Last year, ESG published a research report titled, Advanced Malware Detection and Protection Trends, based upon a survey of 315 security professionals working at enterprise organizations (i.e. more than 1,000 employees). In one question, ESG asked security professionals whether they agreed or disagreed with the following statement: "Commercial host-based security software (i.e. AV) is more or less the same as free security software."
It turns out that 36% of security professionals either "strongly agree" or "agree with this statement, while another 25% are sitting on the fence (i.e. they neither agree nor disagree with the statement).
This is especially interesting as it relates to additional data from the project. Just over half (51%) of organizations plan to add new layers of endpoint security software as part of their cybersecurity strategy moving forward, in order to better protect themselves against modern malware.
Unfortunately, this will mean allocating more money for endpoint protection, right? Maybe not. Inquisitive information security executives wonder if they can alleviate this budget increase by simply substituting commercial AV with freeware options from companies like AVAST, AVG, and even Microsoft. By doing so, large organizations can shift existing budget dollars away from commercial AV to advanced anti-malware solutions from vendors like Bit9, Bromium, Cisco/Sourcefire, Cylance, Malwarebytes, and Triumfant.
Beyond money, this model may have some additional benefits, as it:
1. Supports BYOD. As organizations embrace BYOD, they can simply transfer AV acquisition and management to end users as part of the process. In this case, employees buy their own PCs but are required to download and install free AV before gaining access to the network. This policy could also be applied to mobile devices like tablets and smart phones.

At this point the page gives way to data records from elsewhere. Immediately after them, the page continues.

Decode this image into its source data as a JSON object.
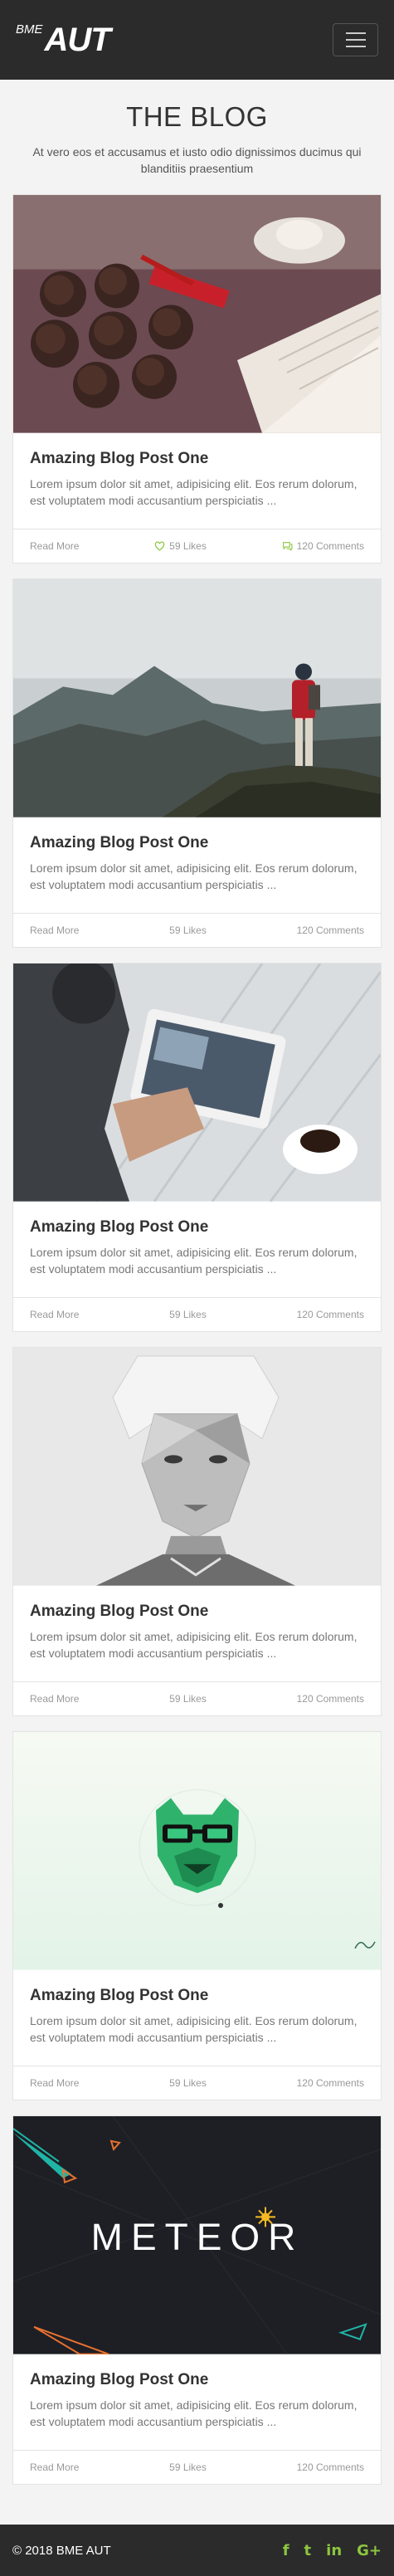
{
  "nav": {
    "logo_small": "BME",
    "logo_big": "AUT",
    "menu_icon": "hamburger-icon"
  },
  "hero": {
    "title": "THE BLOG",
    "subtitle": "At vero eos et accusamus et iusto odio dignissimos ducimus qui blanditiis praesentium"
  },
  "posts": [
    {
      "title": "Amazing Blog Post One",
      "text": "Lorem ipsum dolor sit amet, adipisicing elit. Eos rerum dolorum, est voluptatem modi accusantium perspiciatis ...",
      "read_more": "Read More",
      "likes": "59 Likes",
      "comments": "120 Comments",
      "icons": true
    },
    {
      "title": "Amazing Blog Post One",
      "text": "Lorem ipsum dolor sit amet, adipisicing elit. Eos rerum dolorum, est voluptatem modi accusantium perspiciatis ...",
      "read_more": "Read More",
      "likes": "59 Likes",
      "comments": "120 Comments",
      "icons": false
    },
    {
      "title": "Amazing Blog Post One",
      "text": "Lorem ipsum dolor sit amet, adipisicing elit. Eos rerum dolorum, est voluptatem modi accusantium perspiciatis ...",
      "read_more": "Read More",
      "likes": "59 Likes",
      "comments": "120 Comments",
      "icons": false
    },
    {
      "title": "Amazing Blog Post One",
      "text": "Lorem ipsum dolor sit amet, adipisicing elit. Eos rerum dolorum, est voluptatem modi accusantium perspiciatis ...",
      "read_more": "Read More",
      "likes": "59 Likes",
      "comments": "120 Comments",
      "icons": false
    },
    {
      "title": "Amazing Blog Post One",
      "text": "Lorem ipsum dolor sit amet, adipisicing elit. Eos rerum dolorum, est voluptatem modi accusantium perspiciatis ...",
      "read_more": "Read More",
      "likes": "59 Likes",
      "comments": "120 Comments",
      "icons": false
    },
    {
      "title": "Amazing Blog Post One",
      "text": "Lorem ipsum dolor sit amet, adipisicing elit. Eos rerum dolorum, est voluptatem modi accusantium perspiciatis ...",
      "read_more": "Read More",
      "likes": "59 Likes",
      "comments": "120 Comments",
      "icons": false
    }
  ],
  "thumb_text": {
    "meteor_logo": "METEOR"
  },
  "footer": {
    "copyright": "© 2018 BME AUT",
    "social": [
      {
        "icon": "facebook-icon",
        "glyph": "f"
      },
      {
        "icon": "twitter-icon",
        "glyph": "t"
      },
      {
        "icon": "linkedin-icon",
        "glyph": "in"
      },
      {
        "icon": "google-plus-icon",
        "glyph": "G+"
      }
    ]
  },
  "colors": {
    "navbar": "#2b2b2b",
    "background": "#f3f3f3",
    "accent_green": "#8cc63f"
  }
}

2. Aligns with Endpoint Visibility, Access, and Security (EVAS) initiatives. Driven by mobile computing, many organizations are using EVAS tools for access policy creation, endpoint status monitoring, and granular policy enforcement (think Bradford Networks, ForeScout, Great Bay Software, Juniper Networks, and the TCG). As intelligent EVAS tools are added to the network, free and up-to-date AV software can become a "checkbox" requirement for network access.
3. Offloads and automate IT operations tasks. Aside from the capital cost of commercial AV software, IT security and operations folks are responsible for operating costs associated with software installation, configuration management, signature distribution, etc. Free AV policies and processes could alleviate these IT operations burdens, replacing IT tasks with freeware, vendor update services, and automation.
As attractive as these benefits seem, there are still risks associated with a free AV strategy. CISOs must also consider:
1. Endpoint security management. Aside from endpoint security software, many vendors offer strong management platforms as part of their solutions. McAfee ePO comes to mind here. These management solutions may go beyond AV alone, helping enterprises with additional security tasks such as vulnerability scanning, patch management, endpoint security controls (i.e. USB port controls, CD/DVD read/write controls, etc.), and even PC backup/restore. In this case, free AV cost savings may pale in comparison to the systemic management benefits already in place.
2. Current vendor roadmaps. Before jumping to free AV and advanced endpoint malware solutions, CISOs should also consider what their current vendors are up to. For example, Kaspersky Lab, McAfee, Symantec, and Trend Micro are adding capabilities and changing pricing models to bundle advanced malware prevention, detection, and remediation functionality into their endpoint security offerings. Large organization may be able to ease into advanced protection with existing vendors rather than pursuing more a radical move radical freeware and layered endpoint security software strategy.
3. Endpoint security software design and efficacy. As AV's reputation continues to degrade, the fact remains that many organizations don't use security software to its full capability. For example, some organizations turn off real-time protection while others configure AV for medium rather than maximum protection. Much of this conservative configuration management was appropriate a few years ago when PCs were less powerful and security software features were immature but this is no longer the case. CISOs should certainly test the efficacy of their AV with all protection features enabled before throwing out the AV baby with the bath water. It's also worth assessing how your vendor is supplementing device-based security features with cloud-based security intelligence. Finally, all AV is not the same no matter what industry pundits say. It's worthwhile to evaluate 3rd party tests and perform in-house testing before moving forward.
I'm certain that the endpoint security market will go through a pretty substantial change over the next few years, but will free AV play a major or minor role in this evolution? Stay tuned, ESG (and endpoint security guru Kyle Prigmore) has more endpoint security research planned for later this year to investigate this and other questions.